SOURCE DATA.
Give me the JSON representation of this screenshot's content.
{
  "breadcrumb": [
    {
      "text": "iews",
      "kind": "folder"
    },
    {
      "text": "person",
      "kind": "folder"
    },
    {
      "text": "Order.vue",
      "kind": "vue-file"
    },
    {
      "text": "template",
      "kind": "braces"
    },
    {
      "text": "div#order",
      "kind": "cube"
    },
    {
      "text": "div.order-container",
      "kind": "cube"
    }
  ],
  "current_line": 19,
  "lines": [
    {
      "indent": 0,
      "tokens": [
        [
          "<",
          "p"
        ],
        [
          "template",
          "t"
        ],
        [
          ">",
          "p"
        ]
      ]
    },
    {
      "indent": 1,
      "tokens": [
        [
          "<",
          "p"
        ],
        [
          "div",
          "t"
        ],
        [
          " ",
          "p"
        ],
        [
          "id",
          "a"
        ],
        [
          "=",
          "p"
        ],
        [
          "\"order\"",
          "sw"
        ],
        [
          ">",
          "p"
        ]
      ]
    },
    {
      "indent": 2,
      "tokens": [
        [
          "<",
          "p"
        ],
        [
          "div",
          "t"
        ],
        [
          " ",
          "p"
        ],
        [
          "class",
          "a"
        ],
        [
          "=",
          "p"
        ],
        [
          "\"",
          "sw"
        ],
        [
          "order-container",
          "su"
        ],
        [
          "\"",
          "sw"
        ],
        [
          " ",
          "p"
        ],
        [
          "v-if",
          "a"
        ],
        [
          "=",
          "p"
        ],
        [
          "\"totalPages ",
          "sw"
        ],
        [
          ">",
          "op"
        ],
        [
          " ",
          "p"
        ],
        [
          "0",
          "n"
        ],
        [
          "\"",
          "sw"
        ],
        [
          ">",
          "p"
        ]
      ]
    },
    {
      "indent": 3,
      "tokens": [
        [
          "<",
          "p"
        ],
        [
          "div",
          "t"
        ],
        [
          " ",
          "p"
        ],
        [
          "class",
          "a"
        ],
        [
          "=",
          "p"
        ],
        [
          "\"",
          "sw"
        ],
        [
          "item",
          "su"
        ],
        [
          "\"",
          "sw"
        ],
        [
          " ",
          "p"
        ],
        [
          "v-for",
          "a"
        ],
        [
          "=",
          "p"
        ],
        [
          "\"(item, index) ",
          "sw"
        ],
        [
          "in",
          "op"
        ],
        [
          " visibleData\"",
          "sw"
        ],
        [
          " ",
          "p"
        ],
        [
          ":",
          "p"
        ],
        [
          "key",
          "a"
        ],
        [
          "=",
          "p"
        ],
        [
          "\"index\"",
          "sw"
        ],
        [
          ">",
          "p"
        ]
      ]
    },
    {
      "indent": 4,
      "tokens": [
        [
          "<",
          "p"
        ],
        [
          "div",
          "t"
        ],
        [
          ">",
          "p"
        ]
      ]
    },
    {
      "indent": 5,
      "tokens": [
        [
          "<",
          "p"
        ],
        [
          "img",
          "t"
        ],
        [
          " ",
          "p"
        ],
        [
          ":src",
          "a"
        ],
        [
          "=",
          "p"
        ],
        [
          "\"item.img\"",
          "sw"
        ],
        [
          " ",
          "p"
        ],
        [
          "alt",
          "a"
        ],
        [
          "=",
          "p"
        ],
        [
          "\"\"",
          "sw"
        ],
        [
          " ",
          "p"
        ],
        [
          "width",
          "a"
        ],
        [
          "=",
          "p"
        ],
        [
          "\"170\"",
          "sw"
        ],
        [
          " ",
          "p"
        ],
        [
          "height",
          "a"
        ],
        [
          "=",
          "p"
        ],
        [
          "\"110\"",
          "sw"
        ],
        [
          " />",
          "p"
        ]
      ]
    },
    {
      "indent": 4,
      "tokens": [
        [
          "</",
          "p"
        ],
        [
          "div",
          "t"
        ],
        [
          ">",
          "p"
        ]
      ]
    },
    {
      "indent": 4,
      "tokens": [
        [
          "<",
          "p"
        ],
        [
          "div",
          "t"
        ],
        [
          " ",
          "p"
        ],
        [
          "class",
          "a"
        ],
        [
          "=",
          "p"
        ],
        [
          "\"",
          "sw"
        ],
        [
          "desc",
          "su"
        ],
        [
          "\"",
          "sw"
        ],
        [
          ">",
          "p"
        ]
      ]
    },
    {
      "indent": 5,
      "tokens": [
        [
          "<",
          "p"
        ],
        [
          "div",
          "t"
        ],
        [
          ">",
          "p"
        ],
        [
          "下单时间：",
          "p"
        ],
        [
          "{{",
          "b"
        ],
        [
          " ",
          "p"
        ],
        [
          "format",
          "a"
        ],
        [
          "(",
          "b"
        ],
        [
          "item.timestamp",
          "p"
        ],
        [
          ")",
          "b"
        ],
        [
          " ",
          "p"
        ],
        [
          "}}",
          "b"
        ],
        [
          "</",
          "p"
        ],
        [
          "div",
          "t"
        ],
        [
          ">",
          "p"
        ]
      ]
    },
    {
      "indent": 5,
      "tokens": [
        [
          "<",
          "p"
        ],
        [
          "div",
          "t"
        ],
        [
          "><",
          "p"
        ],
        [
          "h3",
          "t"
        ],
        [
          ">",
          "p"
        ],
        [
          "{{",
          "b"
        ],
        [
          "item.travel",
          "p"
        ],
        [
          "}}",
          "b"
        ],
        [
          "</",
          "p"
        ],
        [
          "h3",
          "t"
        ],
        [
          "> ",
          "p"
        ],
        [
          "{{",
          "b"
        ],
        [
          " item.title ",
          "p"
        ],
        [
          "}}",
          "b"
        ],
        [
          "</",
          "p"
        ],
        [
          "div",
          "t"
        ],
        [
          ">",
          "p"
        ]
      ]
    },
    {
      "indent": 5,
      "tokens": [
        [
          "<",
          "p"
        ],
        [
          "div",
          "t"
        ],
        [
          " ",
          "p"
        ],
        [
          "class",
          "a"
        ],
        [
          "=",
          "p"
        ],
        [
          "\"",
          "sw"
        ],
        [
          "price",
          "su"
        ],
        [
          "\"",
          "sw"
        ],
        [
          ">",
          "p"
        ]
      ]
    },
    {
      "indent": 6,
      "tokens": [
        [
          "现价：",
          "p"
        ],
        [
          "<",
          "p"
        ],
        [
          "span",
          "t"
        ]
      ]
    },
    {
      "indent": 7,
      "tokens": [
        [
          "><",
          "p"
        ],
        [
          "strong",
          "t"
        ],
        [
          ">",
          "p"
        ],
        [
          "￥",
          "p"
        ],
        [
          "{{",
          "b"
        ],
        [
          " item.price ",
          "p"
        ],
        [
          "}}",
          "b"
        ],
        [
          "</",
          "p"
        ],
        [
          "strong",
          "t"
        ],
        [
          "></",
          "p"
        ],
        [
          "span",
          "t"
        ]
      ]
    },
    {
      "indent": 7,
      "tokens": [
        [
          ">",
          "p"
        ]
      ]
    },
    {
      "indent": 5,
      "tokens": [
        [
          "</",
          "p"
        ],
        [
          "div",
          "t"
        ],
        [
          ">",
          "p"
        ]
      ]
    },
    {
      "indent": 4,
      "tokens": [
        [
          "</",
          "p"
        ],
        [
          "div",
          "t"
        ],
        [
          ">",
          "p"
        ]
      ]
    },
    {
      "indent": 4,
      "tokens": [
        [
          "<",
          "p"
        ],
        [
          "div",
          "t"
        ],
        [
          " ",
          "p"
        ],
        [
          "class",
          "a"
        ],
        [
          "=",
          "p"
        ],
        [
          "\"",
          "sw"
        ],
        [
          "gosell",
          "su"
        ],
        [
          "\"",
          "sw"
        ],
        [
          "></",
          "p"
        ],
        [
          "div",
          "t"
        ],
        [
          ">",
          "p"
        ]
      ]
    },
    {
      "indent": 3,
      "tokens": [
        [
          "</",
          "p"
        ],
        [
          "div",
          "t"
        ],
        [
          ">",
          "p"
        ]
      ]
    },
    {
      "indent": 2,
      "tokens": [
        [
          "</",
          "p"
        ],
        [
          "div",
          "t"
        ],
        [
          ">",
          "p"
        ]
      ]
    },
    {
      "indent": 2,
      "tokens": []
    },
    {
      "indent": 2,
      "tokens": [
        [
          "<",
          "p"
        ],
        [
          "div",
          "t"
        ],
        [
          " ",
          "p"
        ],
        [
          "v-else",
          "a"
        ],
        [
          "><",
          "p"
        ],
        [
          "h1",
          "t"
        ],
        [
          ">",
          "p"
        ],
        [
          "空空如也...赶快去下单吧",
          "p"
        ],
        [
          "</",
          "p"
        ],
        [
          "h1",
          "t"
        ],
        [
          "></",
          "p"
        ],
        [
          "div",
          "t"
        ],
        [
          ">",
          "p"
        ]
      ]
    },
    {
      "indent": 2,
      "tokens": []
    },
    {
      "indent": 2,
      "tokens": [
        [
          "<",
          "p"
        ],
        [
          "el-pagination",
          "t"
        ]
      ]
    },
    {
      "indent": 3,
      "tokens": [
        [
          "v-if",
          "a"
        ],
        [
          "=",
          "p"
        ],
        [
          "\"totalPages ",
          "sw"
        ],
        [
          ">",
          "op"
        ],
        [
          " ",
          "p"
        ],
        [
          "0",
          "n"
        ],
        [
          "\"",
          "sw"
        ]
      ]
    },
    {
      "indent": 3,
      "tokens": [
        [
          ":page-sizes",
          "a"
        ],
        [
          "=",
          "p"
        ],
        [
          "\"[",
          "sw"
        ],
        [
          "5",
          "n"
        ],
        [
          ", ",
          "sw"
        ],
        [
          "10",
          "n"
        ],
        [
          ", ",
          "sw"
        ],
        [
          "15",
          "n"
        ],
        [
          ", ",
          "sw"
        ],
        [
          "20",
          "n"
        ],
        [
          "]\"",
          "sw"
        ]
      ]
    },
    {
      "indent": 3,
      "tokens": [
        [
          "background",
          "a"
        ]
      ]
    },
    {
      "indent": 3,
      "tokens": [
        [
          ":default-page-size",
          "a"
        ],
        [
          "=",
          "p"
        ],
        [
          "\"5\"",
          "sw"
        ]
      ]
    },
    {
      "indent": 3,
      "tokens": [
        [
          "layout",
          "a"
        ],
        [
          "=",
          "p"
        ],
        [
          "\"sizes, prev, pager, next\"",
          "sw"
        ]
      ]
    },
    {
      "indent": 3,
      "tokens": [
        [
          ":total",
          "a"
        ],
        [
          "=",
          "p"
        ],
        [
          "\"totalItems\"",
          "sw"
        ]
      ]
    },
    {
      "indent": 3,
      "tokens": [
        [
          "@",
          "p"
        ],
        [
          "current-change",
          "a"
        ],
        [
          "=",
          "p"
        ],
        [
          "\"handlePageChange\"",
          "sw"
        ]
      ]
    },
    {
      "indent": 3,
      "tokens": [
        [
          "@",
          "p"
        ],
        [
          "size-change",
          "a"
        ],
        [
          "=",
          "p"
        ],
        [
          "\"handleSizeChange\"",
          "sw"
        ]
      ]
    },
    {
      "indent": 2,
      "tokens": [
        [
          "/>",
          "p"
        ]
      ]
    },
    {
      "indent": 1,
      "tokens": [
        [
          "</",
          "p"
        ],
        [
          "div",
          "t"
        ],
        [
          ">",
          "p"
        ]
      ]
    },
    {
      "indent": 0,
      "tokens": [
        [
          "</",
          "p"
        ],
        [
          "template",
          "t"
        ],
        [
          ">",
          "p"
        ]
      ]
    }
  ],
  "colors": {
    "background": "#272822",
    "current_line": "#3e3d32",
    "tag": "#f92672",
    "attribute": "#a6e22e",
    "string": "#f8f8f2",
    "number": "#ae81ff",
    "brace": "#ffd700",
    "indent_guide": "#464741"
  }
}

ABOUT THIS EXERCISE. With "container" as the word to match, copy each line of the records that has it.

SOLUTION BELOW.
      "text": "div.order-container",
          "order-container",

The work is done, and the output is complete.